The interior of the original Sun Valley Lodge has been remodeled twice during Holding's ownership, in 1985 for the golden anniversary and again in 2004. The Sun Valley Inn was also remodeled recently.
The Sun Valley golf course saw significant improvement in the summer of 2008, with the opening of the new "White Cloud Nine" course on the site of the old Gun Club (relocated further down along Trail Creek road), as well as the opening of the "Sun Valley Club", a full service golf course club house built in the style of the resort's mountain day lodges, replacing a much smaller and older facility.
2008 also saw the opening of the "Sun Valley Pavilion", built in partnership with the Sun Valley Summer Symphony as a permanent home for the orchestra's annual three-and-a-half week series of free concerts. The Pavilion is a one-of-a-kind state-of-the-art performing arts facility that has already hosted several well-known musical artists and more slated to perform in the near future.
In 2009, the resort installed the "Roundhouse Express Gondola" on Bald mountain, which runs from the mountain's River Run Base to the Roundhouse Restaurant (located midway up the mountain, at 7700 feet (2350 m)). The Exhibition triple chairlift, originally as a single chair in 1939, was removed with the addition of the new 8-passenger lift. The new gondola carries both skiers and non-skiers to the restaurant for lunch and eventually dinner year-round. The Roundhouse Restaurant was built in 1939 and was finished being remodeled to accommodate its new year round role in 2010.
In 2006, Forbes magazine estimated that Sun Valley was worth in the range of $300 million.

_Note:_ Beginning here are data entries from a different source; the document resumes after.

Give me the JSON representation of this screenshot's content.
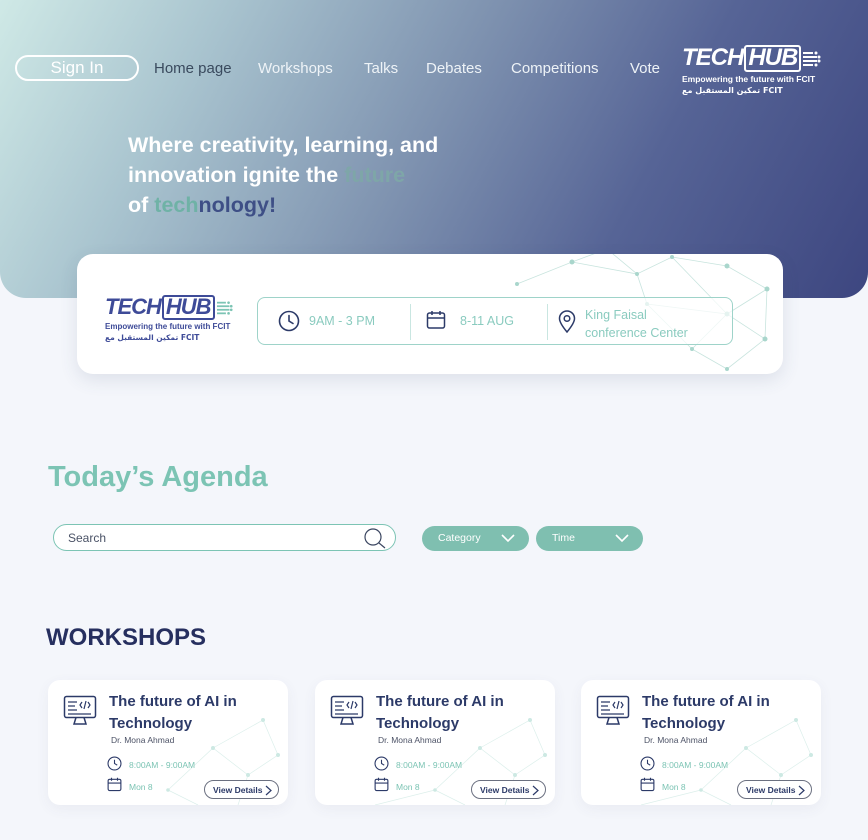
{
  "nav": {
    "signin": "Sign In",
    "items": [
      "Home page",
      "Workshops",
      "Talks",
      "Debates",
      "Competitions",
      "Vote"
    ]
  },
  "logo": {
    "tech": "TECH",
    "hub": "HUB",
    "tagline": "Empowering the future with FCIT",
    "arabic": "تمكين المستقبل مع FCIT"
  },
  "hero": {
    "line1": "Where creativity, learning, and",
    "line2a": "innovation ignite the ",
    "line2b": "future",
    "line3a": "of ",
    "line3b": "tech",
    "line3c": "nology!"
  },
  "event": {
    "time": "9AM - 3 PM",
    "date": "8-11 AUG",
    "location_line1": "King Faisal",
    "location_line2": "conference Center"
  },
  "agenda": {
    "title": "Today’s Agenda",
    "search_placeholder": "Search",
    "filters": [
      "Category",
      "Time"
    ]
  },
  "workshops": {
    "title": "WORKSHOPS",
    "cards": [
      {
        "title": "The future of AI in Technology",
        "speaker": "Dr. Mona Ahmad",
        "time": "8:00AM - 9:00AM",
        "date": "Mon  8",
        "button": "View Details"
      },
      {
        "title": "The future of AI in Technology",
        "speaker": "Dr. Mona Ahmad",
        "time": "8:00AM - 9:00AM",
        "date": "Mon  8",
        "button": "View Details"
      },
      {
        "title": "The future of AI in Technology",
        "speaker": "Dr. Mona Ahmad",
        "time": "8:00AM - 9:00AM",
        "date": "Mon  8",
        "button": "View Details"
      }
    ]
  },
  "colors": {
    "accent": "#7cc4b4",
    "navy": "#2c3a68",
    "hero_start": "#cfe9e6",
    "hero_end": "#3d4680"
  },
  "icons": [
    "clock-icon",
    "calendar-icon",
    "location-pin-icon",
    "search-icon",
    "chevron-down-icon",
    "code-monitor-icon",
    "chevron-right-icon"
  ]
}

In the years before the World Cup circuit, the Harriman Cup at Sun Valley was one of the major ski races held in North America, along with the "Snow Cup" at Alta, the "Roch Cup" at Aspen Mountain, and the "Silver Belt" races at Sugar Bowl, north of Lake Tahoe. Originally known as the "Sun Valley International Open," the Harriman Cup races were the first major international ski competitions held in North America, beginning in 1937. The first three competitions of 1937–39 were held in the Boulder Mountains north of Sun Valley. Beginning in 1940, the Harriman Cup was held on the Warm Springs side of Bald Mountain, decades before chairlifts were installed on that north face of the mountain. American Dick Durrance won three of the first four Harriman Cups, stunning the overconfident Europeans.
The 1975 slalom was won by Gustavo Thoeni, the dominant World Cup skier of the early 1970s (which turned out to be his last win in the slalom discipline). A young Ingemar Stenmark of Sweden, perhaps the greatest technical ski racer ever, took the giant slalom title both years. Phil Mahre of White Pass, Washington, age 19, won the 1977 slalom race over Stenmark, with twin brother Steve placing third. It was Phil's second win (he had won a GS in France in December), but his first victory in the slalom and first in the U.S., and being from the Northwest, very close to home.

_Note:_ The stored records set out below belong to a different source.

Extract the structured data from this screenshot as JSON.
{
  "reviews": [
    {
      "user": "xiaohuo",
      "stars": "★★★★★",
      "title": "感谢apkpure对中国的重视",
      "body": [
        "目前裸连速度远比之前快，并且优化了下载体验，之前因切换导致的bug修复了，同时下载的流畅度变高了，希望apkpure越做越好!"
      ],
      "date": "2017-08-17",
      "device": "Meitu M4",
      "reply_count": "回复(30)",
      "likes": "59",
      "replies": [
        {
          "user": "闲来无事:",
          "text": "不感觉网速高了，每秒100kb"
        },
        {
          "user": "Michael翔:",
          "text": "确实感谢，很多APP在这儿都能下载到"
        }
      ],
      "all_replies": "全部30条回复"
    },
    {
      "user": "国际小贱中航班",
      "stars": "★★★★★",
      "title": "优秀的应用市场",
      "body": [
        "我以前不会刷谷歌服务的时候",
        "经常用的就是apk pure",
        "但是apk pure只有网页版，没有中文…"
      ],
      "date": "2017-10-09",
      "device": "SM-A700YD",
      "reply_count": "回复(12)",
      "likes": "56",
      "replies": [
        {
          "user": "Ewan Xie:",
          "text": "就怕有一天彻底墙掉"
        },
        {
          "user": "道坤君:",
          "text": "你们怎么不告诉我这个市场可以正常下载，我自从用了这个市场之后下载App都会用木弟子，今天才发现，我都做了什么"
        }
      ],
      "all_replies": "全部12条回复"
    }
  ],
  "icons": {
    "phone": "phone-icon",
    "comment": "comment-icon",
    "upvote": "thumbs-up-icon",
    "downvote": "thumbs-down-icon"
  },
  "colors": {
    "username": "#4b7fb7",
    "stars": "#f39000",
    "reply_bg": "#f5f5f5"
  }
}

The present ownership has declined to host any World Cup races since, as it involves closing off runs for a significant time. But during the 2002 Winter Olympics in Salt Lake (about to the southeast), Sun Valley was used as a training site for many nations' alpine and Nordic ski teams. The alpine speed events for the Olympics were held at a sister resort, Snowbasin, outside of Ogden, Utah.

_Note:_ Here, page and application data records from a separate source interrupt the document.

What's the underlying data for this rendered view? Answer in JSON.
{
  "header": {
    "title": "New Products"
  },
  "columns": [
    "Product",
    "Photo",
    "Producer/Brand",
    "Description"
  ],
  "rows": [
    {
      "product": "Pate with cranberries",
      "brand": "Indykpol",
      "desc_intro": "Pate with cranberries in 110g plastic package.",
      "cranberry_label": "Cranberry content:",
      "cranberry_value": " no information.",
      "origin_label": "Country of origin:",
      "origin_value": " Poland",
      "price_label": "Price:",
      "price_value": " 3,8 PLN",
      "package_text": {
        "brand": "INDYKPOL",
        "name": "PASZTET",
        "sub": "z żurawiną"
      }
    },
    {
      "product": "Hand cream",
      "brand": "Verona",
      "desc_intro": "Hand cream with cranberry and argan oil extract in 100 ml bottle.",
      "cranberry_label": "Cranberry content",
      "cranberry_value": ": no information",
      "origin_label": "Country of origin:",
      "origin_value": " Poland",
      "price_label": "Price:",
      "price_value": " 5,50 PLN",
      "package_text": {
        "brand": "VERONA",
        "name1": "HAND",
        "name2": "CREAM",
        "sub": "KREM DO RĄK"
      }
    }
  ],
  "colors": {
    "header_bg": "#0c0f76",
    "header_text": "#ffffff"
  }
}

Olympic medalists from Sun Valley include Gretchen Fraser, Christin Cooper, Picabo Street, and disabled skier Muffy Davis. Muffy Davis is also a founding and honorary board member of Sun Valley Adaptive Sports. All four have runs named after them on Bald Mountain: three are on Seattle Ridge (Gretchen's Gold, Christin's Silver (ex-Silver Fox), and Muffy's Medals (ex-Southern Comfort)), and Picabo's Street (ex-Plaza) on Warm Springs. US TV's legendary sports commentator Tim Ryan (CBS/NBC) also lives in Sun Valley as well as Ski Racing Magazine's proud owner, Gary Black Jr.